Let's juxtapose Sheffield Peabody's weekly attendance at “gatherings” with today's social networking sites that spread news and ultimately widen our social and economic locales through the virtual. Social networking sites both focus on and encourage continuous documentation of the personal; discussion is generated and later mediated by invisible algorithms. Peabody's relations, economic transactions, and provisions materialized in front of his eyes with the aid of farm hands and his team of horses. The periodic instances when Sheffield attended public meetings was reflective of a momentous historical occurrence, such as Presidential elections, Westward expansion, abolition and temperance. Opinions regarding politics and history flutter and fester online, and this discourse can sometimes become hazardous and memetic. Information travels by the instant in our communities today, and the resulting surge of "public opinion" is left to be filtered through by another human staring at a screen. The speed at which news travels in communities today, due to the internet and its never-ending algorithmic processors generates feelings of virtual connectedness, and results in less importance placed on physical community congregations.

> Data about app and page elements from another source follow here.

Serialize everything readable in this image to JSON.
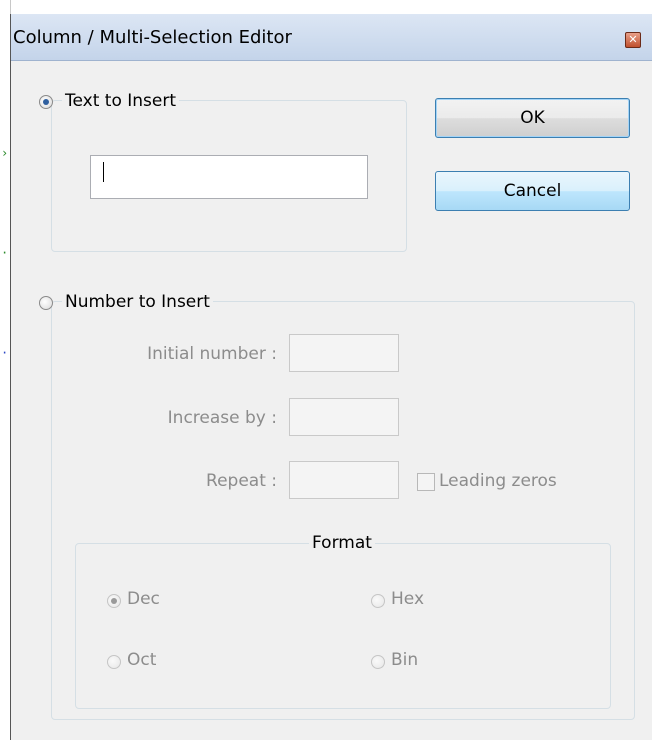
{
  "dialog": {
    "title": "Column / Multi-Selection Editor",
    "text_section": {
      "label": "Text to Insert",
      "input_value": ""
    },
    "buttons": {
      "ok": "OK",
      "cancel": "Cancel"
    },
    "number_section": {
      "label": "Number to Insert",
      "initial_label": "Initial number :",
      "increase_label": "Increase by :",
      "repeat_label": "Repeat :",
      "leading_zeros": "Leading zeros",
      "format": {
        "label": "Format",
        "options": [
          "Dec",
          "Hex",
          "Oct",
          "Bin"
        ],
        "selected": "Dec"
      }
    }
  },
  "colors": {
    "title_bar": "#c4d4ea",
    "dialog_bg": "#f0f0f0",
    "disabled_text": "#8c8c8c",
    "close_button": "#c0502e"
  },
  "icons": [
    "close-icon"
  ]
}
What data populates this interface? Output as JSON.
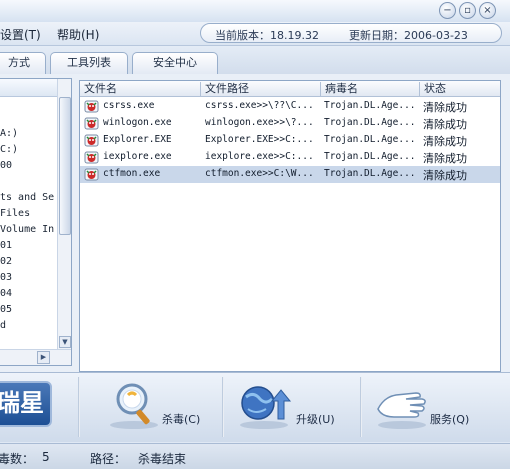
{
  "window": {
    "min_glyph": "−",
    "restore_glyph": "▫",
    "close_glyph": "×"
  },
  "menu": {
    "settings": "设置(T)",
    "help": "帮助(H)"
  },
  "version": {
    "current": "当前版本：18.19.32",
    "updated": "更新日期：2006-03-23"
  },
  "tabs": [
    "方式",
    "工具列表",
    "安全中心"
  ],
  "tree": {
    "lines": [
      "A:)",
      "C:)",
      "00",
      "",
      "ts and Se",
      " Files",
      "Volume In",
      "01",
      "02",
      "03",
      "04",
      "05",
      "d"
    ],
    "scroll_down_glyph": "▼",
    "scroll_right_glyph": "▶"
  },
  "list": {
    "columns": [
      "文件名",
      "文件路径",
      "病毒名",
      "状态"
    ],
    "rows": [
      {
        "name": "csrss.exe",
        "path": "csrss.exe>>\\??\\C...",
        "virus": "Trojan.DL.Age...",
        "status": "清除成功"
      },
      {
        "name": "winlogon.exe",
        "path": "winlogon.exe>>\\?...",
        "virus": "Trojan.DL.Age...",
        "status": "清除成功"
      },
      {
        "name": "Explorer.EXE",
        "path": "Explorer.EXE>>C:...",
        "virus": "Trojan.DL.Age...",
        "status": "清除成功"
      },
      {
        "name": "iexplore.exe",
        "path": "iexplore.exe>>C:...",
        "virus": "Trojan.DL.Age...",
        "status": "清除成功"
      },
      {
        "name": "ctfmon.exe",
        "path": "ctfmon.exe>>C:\\W...",
        "virus": "Trojan.DL.Age...",
        "status": "清除成功"
      }
    ],
    "selected_row_index": 4
  },
  "actions": {
    "brand": "瑞星",
    "scan": "杀毒(C)",
    "upgrade": "升级(U)",
    "service": "服务(Q)"
  },
  "status": {
    "count_label": "毒数：",
    "count": "5",
    "path_label": "路径：",
    "path_value": "杀毒结束"
  },
  "colors": {
    "accent": "#1d4f94",
    "selection": "#c9d7ea",
    "border": "#8da6c6"
  }
}
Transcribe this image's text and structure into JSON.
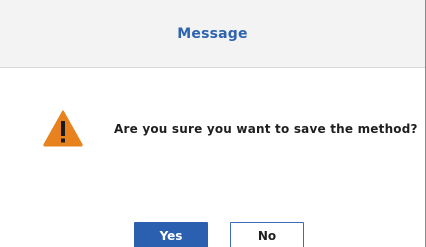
{
  "dialog": {
    "title": "Message",
    "message": "Are you sure you want to save the method?",
    "icon": "warning-icon",
    "yes_label": "Yes",
    "no_label": "No"
  },
  "colors": {
    "accent": "#2b5fb0",
    "title": "#2d64b0",
    "warning": "#e8821e",
    "header_bg": "#f3f3f3"
  }
}
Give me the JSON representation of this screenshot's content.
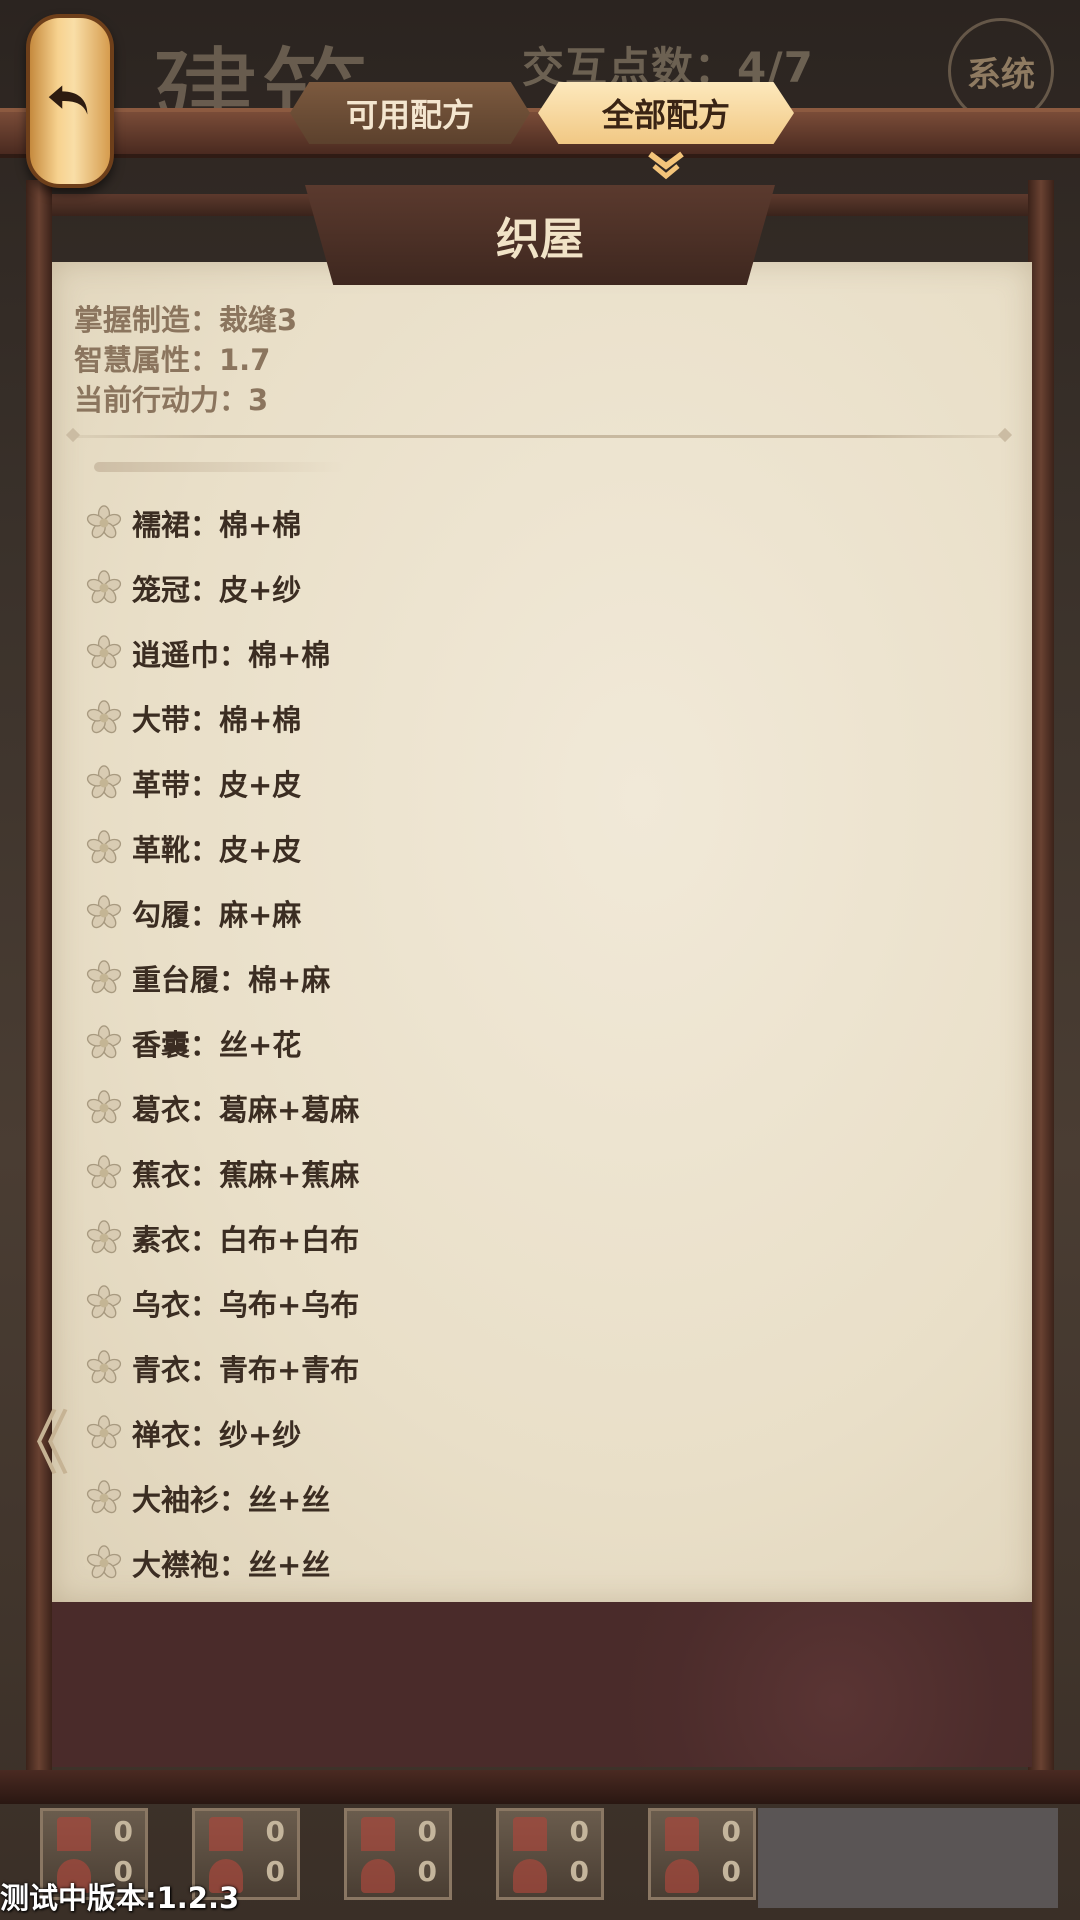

Peabody's milieu was mediated in the real. On July 26th in 1868 Peabody writes: “There was a large gathering.” Those who gathered were “checked-in” there and nowhere else; they collected and remained for that time and did not talk to or see anyone else's face besides those who gathered there. Peabody attended a vast range of meeting types that were held at the schoolhouse in Springwater, New York, the topos of which ranged from spiritual to political to "singing school." Today one is able to dial, interrupt, chat, message, e-mail, or write to whom ever they please as long as they are on the grid, while they are gathered or collected with other people. Sheffield attended other gatherings that did not occur in the schoolhouse. Numerous auctions, funerals, lectures, and days and nights spent “visiting” are noted in Sheffield's diary. Peabody operated within a small locale with his agricultural business and as a result grew to occupy a rather large space in his community located in Springwater. His pre-digital rituals are exemplary of the slow pace in which both news and feelings travelled across time and space in the valley, a little less than two hundred years ago. The community has transformed, formulates different social patterns, and utlimately generates different feelings today.